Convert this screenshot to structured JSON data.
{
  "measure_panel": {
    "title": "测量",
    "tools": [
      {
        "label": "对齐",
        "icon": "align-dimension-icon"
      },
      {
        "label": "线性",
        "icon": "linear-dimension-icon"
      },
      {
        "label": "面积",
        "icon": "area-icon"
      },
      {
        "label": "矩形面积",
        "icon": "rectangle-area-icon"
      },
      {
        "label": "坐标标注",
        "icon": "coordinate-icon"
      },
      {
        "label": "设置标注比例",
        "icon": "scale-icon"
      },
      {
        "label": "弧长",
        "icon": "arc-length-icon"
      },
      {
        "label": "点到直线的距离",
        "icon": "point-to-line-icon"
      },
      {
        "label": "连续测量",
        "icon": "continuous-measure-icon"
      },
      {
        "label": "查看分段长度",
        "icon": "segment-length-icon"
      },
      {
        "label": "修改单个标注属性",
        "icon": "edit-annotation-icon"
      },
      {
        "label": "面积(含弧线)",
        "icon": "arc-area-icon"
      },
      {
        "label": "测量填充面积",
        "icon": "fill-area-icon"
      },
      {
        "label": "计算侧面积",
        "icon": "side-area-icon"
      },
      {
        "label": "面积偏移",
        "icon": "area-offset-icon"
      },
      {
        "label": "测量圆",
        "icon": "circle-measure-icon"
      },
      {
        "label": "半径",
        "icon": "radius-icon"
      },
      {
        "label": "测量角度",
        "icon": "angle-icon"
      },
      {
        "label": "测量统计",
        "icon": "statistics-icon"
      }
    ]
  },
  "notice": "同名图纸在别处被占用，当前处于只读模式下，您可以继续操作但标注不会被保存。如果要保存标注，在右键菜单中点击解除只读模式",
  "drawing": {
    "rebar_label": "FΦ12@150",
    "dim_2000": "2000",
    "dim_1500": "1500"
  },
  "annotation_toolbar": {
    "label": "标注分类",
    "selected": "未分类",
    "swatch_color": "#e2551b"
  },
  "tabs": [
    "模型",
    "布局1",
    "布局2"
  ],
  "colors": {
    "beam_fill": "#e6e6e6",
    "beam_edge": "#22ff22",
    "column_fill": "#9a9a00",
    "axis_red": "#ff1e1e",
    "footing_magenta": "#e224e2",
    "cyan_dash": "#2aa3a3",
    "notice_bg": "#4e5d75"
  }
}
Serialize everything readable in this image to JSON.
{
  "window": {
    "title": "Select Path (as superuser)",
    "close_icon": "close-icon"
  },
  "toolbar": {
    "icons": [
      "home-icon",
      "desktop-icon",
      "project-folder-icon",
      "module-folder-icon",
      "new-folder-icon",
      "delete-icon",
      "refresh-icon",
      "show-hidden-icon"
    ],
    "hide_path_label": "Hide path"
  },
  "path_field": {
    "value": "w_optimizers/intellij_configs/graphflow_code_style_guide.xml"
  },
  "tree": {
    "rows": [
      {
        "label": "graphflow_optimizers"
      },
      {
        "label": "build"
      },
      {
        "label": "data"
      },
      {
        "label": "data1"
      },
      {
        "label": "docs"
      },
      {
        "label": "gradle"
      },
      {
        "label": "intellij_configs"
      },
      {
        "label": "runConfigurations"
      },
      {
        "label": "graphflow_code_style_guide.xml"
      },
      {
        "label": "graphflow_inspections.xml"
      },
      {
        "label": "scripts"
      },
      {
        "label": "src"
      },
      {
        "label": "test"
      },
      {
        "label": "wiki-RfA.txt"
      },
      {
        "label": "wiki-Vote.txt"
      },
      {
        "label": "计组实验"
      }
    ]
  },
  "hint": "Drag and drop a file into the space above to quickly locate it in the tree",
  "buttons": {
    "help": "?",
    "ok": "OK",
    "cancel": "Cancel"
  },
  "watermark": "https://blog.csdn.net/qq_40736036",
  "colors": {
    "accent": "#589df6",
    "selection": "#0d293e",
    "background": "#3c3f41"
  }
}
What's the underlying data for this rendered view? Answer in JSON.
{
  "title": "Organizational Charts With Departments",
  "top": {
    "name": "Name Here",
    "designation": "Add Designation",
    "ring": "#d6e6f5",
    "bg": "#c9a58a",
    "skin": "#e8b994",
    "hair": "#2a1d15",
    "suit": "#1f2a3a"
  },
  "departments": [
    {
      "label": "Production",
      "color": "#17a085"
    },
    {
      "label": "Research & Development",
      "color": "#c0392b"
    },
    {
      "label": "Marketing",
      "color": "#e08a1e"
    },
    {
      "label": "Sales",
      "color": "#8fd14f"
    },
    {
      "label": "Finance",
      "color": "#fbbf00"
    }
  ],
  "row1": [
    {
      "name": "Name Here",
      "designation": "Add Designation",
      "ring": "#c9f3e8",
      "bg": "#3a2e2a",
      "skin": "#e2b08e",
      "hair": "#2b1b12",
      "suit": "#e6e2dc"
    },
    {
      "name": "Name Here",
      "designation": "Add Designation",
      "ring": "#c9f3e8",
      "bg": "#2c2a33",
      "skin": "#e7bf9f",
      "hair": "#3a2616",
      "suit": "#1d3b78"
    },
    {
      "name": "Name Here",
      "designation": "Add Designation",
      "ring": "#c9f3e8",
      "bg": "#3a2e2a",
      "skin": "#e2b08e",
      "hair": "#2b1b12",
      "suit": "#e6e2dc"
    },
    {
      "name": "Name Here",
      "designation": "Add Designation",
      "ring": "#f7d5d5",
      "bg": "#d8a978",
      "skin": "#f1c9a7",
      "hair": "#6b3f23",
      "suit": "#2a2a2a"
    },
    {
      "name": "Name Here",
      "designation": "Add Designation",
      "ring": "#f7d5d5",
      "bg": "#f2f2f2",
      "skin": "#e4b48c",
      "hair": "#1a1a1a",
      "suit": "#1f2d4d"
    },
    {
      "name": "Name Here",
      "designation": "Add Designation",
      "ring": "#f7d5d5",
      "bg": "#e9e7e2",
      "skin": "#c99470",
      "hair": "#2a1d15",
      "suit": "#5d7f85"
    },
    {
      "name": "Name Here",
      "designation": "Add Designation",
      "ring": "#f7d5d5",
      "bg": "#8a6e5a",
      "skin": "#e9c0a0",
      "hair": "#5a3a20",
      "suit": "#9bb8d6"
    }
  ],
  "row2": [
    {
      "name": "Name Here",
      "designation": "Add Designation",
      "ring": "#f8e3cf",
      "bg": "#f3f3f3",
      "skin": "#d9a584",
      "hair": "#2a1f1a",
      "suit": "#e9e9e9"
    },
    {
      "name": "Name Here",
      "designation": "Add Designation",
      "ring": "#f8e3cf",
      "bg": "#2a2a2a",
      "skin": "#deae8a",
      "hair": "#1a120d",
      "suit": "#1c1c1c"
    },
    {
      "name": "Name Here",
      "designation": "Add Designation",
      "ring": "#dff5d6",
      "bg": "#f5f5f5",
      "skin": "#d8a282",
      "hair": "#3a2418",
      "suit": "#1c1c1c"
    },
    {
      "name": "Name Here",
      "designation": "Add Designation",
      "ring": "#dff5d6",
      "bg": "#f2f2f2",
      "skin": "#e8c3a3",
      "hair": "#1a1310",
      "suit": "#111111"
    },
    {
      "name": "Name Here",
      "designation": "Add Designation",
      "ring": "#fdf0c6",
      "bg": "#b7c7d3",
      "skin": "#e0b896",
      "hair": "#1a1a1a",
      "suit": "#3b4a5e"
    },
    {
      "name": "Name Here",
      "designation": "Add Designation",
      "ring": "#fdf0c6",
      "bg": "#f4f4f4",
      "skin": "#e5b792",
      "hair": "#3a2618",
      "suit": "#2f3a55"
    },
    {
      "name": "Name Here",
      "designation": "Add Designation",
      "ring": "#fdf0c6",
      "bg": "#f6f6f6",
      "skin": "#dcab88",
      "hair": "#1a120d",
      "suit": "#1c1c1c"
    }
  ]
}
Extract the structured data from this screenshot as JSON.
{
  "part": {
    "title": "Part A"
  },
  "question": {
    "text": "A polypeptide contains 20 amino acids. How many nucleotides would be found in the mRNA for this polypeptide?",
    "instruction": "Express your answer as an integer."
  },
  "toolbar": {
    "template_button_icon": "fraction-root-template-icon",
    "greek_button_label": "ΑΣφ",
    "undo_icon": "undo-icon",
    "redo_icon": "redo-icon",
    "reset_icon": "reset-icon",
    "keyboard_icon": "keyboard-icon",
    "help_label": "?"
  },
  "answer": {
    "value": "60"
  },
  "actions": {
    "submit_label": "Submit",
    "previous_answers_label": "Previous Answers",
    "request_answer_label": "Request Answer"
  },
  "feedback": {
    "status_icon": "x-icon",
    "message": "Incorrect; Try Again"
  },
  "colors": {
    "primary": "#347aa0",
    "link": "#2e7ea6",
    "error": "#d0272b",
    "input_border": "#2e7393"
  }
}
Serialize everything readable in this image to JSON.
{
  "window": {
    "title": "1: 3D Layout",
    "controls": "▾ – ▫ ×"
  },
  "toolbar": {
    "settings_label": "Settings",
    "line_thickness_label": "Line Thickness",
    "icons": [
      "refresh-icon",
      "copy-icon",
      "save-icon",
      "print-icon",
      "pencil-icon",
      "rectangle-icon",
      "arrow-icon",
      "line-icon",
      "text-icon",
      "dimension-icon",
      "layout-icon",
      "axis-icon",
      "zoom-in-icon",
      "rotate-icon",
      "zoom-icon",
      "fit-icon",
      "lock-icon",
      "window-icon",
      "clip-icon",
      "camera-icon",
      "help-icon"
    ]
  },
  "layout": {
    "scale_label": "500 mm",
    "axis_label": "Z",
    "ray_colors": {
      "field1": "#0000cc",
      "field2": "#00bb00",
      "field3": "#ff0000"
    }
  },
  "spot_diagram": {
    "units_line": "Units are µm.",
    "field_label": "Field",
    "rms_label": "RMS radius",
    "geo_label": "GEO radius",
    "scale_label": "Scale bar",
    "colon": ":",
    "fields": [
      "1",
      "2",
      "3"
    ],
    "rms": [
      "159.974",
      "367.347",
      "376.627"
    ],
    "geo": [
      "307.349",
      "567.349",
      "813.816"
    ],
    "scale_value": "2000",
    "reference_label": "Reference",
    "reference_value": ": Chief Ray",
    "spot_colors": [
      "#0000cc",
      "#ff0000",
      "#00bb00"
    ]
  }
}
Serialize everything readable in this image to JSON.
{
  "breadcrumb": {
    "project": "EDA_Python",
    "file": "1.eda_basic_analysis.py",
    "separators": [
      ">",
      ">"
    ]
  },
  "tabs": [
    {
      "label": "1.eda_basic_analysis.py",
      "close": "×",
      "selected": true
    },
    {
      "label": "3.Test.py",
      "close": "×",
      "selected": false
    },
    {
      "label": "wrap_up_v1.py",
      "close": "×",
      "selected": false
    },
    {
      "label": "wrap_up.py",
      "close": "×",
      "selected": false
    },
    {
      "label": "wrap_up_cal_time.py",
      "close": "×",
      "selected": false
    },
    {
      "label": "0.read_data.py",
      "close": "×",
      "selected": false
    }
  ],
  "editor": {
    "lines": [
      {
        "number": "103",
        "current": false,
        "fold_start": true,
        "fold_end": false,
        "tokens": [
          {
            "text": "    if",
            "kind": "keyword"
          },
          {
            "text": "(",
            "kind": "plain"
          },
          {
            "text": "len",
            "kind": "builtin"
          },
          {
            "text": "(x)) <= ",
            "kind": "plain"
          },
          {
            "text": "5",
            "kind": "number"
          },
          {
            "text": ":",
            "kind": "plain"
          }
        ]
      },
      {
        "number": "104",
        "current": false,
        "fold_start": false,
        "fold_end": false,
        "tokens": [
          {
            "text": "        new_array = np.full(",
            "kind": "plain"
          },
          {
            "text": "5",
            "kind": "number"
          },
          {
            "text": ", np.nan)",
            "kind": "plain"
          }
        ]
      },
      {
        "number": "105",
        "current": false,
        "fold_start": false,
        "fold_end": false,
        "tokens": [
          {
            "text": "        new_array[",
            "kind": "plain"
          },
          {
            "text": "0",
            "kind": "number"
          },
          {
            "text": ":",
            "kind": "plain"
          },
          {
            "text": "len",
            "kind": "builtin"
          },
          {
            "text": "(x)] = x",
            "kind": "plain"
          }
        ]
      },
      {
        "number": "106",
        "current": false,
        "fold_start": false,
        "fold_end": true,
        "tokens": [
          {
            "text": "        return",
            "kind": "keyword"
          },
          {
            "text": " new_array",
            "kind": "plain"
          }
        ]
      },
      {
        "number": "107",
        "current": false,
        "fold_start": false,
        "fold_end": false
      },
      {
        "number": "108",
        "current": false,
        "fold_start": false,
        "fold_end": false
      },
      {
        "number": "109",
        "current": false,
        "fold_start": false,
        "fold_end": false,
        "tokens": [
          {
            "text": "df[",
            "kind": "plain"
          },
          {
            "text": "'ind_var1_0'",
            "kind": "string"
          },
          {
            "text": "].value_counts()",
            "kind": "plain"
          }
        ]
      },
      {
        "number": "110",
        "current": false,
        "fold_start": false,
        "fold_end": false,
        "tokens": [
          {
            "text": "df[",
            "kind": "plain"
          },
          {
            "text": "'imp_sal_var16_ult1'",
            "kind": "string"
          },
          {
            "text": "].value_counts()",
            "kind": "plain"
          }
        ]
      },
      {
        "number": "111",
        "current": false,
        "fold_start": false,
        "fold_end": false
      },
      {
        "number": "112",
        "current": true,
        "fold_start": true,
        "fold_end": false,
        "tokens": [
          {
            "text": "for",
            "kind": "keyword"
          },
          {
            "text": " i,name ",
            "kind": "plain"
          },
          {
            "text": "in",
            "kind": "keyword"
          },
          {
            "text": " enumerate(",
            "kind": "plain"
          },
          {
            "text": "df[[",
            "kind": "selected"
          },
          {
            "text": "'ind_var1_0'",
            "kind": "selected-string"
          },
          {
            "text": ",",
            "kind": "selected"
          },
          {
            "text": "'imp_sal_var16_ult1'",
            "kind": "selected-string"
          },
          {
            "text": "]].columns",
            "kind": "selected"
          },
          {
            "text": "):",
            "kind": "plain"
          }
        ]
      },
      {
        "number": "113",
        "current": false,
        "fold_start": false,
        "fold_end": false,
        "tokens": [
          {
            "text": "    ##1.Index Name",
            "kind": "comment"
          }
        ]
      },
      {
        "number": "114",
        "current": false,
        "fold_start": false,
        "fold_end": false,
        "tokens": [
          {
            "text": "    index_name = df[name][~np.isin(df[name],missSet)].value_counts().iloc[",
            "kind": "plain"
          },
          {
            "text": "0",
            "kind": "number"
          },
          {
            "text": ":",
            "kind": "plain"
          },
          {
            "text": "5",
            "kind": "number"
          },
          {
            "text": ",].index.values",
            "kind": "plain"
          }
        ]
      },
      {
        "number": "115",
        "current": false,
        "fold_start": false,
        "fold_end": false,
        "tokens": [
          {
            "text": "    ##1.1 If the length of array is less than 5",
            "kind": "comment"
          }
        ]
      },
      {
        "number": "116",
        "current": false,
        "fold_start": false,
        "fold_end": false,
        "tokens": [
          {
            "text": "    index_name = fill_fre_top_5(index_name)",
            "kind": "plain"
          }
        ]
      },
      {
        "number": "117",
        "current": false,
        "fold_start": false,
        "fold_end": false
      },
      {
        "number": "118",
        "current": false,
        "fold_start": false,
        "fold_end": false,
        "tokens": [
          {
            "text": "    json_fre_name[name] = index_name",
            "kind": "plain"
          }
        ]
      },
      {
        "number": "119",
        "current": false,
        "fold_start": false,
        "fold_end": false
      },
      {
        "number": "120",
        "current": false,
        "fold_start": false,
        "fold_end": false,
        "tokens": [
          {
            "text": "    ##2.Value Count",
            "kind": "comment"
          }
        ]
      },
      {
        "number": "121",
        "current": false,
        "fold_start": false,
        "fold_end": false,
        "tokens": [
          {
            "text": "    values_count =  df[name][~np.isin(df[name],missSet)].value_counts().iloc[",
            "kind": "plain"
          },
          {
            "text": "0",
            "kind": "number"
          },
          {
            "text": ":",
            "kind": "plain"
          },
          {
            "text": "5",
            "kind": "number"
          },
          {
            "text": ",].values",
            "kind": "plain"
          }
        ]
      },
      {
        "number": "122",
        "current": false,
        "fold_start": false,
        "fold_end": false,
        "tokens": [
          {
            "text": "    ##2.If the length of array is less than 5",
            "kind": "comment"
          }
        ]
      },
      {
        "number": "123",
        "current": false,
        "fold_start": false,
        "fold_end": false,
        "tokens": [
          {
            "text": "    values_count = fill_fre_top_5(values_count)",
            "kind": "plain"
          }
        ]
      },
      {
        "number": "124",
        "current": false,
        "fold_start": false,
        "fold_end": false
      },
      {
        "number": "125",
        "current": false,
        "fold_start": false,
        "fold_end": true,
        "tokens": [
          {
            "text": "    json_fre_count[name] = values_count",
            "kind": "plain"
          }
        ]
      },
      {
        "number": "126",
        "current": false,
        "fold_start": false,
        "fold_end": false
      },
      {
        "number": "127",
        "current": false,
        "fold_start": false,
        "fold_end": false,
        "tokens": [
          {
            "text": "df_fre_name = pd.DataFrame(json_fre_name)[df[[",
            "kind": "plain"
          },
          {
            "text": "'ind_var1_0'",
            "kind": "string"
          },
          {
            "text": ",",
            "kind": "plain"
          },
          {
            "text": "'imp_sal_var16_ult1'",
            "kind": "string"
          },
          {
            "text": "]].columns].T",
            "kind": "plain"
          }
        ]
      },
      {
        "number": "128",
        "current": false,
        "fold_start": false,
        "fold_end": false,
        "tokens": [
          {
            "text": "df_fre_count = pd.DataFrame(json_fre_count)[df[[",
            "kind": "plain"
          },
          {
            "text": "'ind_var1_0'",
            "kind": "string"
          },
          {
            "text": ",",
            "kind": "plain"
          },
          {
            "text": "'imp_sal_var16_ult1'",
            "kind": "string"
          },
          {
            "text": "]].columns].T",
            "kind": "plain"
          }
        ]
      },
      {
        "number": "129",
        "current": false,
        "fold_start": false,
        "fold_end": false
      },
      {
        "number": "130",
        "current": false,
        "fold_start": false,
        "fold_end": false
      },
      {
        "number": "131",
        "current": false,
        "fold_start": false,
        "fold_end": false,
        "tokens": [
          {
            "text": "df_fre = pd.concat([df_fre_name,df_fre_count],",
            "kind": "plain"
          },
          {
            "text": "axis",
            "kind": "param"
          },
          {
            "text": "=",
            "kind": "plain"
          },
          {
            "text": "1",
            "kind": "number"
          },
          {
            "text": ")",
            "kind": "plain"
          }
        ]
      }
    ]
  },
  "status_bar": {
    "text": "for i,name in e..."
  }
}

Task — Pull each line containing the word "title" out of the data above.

Result of this exercise —
    "title": "测量",
    "title": "Select Path (as superuser)",
  "title": "Organizational Charts With Departments",
    "title": "Part A"
    "title": "1: 3D Layout",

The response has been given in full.